> [What to work on] What number of lines in the records below hold the word "Read"? Give that number alone.

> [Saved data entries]
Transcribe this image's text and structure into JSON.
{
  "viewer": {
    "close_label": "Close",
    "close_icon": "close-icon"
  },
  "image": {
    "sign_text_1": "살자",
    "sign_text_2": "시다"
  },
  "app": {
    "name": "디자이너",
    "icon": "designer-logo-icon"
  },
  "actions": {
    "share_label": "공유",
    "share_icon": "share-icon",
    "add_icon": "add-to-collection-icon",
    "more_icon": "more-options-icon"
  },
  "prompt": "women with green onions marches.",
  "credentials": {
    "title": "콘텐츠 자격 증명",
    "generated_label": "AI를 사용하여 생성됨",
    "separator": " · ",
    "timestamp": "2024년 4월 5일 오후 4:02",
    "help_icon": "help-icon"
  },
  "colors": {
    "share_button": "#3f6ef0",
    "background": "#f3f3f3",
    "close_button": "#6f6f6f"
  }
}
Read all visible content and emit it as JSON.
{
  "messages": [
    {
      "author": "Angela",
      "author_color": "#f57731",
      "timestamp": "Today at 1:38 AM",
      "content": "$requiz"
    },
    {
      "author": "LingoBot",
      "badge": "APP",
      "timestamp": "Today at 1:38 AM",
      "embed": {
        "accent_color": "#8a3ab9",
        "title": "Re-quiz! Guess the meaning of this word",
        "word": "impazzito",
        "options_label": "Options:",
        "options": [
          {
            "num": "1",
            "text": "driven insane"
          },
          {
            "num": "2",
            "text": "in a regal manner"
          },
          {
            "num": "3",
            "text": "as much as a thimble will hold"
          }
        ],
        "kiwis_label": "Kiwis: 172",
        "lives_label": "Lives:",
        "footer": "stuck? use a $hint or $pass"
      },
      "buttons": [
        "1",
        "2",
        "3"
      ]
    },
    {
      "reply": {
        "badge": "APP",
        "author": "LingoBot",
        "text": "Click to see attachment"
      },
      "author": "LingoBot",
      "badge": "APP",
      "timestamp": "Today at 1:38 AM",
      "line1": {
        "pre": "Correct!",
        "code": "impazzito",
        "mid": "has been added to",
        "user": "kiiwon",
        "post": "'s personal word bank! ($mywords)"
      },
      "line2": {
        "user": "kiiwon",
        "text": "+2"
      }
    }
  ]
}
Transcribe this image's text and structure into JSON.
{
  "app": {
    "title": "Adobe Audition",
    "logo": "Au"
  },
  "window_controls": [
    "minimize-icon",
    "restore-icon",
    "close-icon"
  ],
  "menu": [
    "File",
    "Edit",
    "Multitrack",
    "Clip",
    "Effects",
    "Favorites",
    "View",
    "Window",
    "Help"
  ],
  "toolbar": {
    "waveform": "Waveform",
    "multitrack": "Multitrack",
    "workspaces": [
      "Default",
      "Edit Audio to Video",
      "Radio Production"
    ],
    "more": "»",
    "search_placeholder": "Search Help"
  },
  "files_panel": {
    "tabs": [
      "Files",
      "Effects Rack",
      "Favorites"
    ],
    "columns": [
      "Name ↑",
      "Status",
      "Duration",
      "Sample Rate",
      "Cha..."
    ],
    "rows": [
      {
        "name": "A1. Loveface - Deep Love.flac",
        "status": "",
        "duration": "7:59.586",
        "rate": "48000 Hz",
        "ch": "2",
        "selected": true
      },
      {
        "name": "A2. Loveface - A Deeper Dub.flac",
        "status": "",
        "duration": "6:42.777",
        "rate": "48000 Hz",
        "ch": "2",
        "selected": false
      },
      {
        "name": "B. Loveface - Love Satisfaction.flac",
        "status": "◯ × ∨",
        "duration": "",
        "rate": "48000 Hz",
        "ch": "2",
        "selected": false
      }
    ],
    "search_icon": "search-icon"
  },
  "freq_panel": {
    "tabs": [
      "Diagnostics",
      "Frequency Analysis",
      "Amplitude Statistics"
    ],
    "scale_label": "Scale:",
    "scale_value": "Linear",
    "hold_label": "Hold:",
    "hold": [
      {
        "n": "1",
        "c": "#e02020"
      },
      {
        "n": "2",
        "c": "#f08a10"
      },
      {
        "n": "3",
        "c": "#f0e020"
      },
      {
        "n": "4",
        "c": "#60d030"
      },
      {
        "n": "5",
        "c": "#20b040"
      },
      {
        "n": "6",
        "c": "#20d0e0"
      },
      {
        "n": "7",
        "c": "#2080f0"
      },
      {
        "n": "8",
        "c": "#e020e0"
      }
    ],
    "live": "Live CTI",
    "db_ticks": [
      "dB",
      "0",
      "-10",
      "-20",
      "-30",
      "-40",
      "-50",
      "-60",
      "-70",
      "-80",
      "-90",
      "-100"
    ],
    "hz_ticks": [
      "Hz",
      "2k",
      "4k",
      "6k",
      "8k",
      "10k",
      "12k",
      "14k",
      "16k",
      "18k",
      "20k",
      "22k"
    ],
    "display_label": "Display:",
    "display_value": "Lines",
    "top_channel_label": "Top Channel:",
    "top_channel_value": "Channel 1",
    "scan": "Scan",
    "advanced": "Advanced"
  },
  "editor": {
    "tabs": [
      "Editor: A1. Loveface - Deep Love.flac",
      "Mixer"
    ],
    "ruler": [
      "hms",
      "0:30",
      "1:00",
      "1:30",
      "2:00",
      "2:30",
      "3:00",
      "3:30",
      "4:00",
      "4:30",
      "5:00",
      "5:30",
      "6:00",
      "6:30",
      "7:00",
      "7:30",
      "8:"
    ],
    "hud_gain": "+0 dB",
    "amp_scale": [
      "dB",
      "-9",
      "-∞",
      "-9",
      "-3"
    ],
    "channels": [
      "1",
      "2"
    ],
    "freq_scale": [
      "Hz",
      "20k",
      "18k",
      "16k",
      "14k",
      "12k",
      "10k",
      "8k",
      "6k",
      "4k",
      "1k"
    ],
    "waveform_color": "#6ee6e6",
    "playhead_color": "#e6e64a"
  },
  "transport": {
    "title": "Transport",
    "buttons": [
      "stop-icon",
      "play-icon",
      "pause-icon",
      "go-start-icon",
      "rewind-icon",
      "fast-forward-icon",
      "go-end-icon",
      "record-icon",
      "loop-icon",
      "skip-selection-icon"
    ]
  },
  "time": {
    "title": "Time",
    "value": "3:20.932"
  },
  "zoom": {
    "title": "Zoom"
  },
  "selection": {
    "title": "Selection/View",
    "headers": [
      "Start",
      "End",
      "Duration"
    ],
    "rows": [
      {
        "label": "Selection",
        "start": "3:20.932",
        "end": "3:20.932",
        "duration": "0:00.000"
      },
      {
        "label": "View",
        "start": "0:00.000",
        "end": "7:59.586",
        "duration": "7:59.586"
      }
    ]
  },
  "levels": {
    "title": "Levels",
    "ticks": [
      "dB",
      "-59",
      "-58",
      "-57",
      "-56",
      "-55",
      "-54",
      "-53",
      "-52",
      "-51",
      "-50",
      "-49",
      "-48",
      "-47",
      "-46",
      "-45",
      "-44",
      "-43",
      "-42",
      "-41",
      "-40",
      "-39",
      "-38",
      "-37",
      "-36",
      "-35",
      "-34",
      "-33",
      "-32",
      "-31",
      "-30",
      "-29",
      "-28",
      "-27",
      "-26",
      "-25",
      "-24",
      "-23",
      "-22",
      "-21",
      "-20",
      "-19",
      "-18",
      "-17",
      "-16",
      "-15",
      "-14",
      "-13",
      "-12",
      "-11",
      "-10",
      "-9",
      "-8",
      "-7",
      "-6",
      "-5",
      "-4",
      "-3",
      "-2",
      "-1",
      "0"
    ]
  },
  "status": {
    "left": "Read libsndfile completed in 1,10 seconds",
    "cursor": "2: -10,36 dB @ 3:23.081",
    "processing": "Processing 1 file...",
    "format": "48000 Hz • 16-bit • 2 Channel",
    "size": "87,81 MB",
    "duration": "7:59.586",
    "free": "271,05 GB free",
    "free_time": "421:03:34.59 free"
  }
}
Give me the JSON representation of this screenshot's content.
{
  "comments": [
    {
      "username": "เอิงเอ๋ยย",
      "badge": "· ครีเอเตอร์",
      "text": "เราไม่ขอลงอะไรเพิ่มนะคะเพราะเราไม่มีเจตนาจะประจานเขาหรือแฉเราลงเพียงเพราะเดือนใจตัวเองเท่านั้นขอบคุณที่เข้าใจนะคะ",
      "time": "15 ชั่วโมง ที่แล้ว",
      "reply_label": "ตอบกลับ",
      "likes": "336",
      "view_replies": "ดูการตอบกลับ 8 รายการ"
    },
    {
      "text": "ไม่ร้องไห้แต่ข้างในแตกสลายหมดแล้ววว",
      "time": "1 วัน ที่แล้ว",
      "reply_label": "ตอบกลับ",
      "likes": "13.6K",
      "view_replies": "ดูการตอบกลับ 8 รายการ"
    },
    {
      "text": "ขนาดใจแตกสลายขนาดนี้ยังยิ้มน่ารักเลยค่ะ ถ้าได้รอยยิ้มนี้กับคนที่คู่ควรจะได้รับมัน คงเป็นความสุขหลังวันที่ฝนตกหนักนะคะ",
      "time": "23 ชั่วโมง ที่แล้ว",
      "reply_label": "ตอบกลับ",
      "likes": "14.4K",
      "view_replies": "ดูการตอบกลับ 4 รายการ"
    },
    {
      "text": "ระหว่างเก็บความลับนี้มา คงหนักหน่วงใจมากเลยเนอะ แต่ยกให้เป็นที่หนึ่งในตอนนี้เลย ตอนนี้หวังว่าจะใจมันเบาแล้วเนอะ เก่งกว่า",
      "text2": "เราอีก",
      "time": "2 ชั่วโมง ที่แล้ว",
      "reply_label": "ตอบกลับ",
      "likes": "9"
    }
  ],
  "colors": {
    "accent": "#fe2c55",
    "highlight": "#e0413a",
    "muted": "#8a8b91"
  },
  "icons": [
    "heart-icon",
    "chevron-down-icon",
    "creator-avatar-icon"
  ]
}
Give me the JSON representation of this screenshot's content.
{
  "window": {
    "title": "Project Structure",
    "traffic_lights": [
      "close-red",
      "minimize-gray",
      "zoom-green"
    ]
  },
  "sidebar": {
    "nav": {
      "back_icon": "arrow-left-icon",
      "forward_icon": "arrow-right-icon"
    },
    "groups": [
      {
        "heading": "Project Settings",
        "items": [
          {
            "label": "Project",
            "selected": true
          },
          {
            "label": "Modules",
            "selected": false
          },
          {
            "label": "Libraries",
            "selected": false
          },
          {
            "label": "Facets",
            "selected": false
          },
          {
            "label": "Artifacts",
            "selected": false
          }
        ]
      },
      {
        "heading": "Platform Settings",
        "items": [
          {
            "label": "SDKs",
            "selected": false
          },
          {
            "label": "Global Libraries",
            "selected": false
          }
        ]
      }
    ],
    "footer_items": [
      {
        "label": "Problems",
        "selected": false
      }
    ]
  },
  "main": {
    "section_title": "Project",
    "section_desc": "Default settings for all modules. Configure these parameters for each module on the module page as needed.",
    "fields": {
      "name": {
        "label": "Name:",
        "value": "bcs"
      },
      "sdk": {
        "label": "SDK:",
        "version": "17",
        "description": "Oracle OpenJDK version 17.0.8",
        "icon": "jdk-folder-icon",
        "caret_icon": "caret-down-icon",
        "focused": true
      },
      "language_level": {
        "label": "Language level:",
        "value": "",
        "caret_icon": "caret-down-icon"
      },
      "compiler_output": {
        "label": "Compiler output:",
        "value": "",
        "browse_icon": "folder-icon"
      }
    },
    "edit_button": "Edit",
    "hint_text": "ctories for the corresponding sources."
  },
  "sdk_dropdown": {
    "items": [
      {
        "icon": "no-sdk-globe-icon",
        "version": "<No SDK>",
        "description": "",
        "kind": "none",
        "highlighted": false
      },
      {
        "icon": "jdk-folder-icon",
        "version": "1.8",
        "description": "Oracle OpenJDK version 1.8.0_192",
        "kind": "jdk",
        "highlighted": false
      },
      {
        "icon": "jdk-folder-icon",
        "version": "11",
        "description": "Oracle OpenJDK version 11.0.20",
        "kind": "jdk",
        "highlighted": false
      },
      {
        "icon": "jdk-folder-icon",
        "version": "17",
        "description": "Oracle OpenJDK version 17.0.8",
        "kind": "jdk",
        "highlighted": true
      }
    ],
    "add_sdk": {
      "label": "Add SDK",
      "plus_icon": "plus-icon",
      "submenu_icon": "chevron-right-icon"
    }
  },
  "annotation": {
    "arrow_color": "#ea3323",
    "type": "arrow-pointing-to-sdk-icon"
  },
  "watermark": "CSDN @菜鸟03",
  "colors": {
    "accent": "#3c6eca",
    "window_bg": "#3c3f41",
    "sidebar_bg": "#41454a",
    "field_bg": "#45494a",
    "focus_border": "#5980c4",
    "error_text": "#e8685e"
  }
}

> [Reply to the exercise] 2